**What you will do:** From the entries that follow, gather each line holding the word "with".

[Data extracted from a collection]
▼

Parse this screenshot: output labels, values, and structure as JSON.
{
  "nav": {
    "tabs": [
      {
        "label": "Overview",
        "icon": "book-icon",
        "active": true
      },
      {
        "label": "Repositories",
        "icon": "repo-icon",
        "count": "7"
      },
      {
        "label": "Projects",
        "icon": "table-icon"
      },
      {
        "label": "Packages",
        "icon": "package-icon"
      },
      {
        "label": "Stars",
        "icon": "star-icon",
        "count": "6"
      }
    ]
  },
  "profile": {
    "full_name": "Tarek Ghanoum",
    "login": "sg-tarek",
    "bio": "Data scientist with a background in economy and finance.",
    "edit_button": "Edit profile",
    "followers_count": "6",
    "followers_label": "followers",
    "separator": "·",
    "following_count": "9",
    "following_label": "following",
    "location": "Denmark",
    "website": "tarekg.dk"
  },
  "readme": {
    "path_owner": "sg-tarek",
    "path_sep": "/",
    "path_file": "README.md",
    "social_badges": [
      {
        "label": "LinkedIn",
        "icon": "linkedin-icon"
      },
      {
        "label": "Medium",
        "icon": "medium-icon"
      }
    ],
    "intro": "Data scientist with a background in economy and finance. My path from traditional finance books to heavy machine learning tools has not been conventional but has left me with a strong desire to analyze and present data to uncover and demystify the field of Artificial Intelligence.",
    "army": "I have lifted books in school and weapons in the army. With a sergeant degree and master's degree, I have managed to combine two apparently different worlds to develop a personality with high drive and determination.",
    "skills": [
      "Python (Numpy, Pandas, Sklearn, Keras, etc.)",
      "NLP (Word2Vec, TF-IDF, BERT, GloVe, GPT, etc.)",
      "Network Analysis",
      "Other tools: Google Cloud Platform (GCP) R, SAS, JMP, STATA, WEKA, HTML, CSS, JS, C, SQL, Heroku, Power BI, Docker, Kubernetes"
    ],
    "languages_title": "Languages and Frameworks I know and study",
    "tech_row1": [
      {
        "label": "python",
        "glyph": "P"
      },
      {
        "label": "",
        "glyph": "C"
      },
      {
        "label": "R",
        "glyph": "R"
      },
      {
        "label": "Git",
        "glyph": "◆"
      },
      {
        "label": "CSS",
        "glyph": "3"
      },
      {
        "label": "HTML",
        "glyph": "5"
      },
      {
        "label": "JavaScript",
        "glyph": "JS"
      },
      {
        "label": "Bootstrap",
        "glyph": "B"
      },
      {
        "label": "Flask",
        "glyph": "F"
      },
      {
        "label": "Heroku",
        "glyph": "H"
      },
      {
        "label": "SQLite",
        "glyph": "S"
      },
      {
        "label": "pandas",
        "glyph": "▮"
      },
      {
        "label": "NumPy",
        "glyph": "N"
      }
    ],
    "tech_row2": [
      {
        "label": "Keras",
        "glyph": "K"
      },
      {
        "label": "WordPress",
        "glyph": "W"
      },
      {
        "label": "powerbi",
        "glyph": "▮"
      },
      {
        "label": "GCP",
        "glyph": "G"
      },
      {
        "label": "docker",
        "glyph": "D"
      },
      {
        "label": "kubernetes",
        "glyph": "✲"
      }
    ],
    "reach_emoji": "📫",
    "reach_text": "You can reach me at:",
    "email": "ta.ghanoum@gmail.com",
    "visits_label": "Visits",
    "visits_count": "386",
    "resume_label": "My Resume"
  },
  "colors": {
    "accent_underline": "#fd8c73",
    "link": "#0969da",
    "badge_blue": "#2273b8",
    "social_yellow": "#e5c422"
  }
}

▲

**Output of the exercise:**
    "bio": "Data scientist with a background in economy and finance.",
    "intro": "Data scientist with a background in economy and finance. My path from traditional finance books to heavy machine learning tools has not been conventional but has left me with a strong desire to analyze and present data to uncover and demystify the field of Artificial Intelligence.",
    "army": "I have lifted books in school and weapons in the army. With a sergeant degree and master's degree, I have managed to combine two apparently different worlds to develop a personality with high drive and determination.",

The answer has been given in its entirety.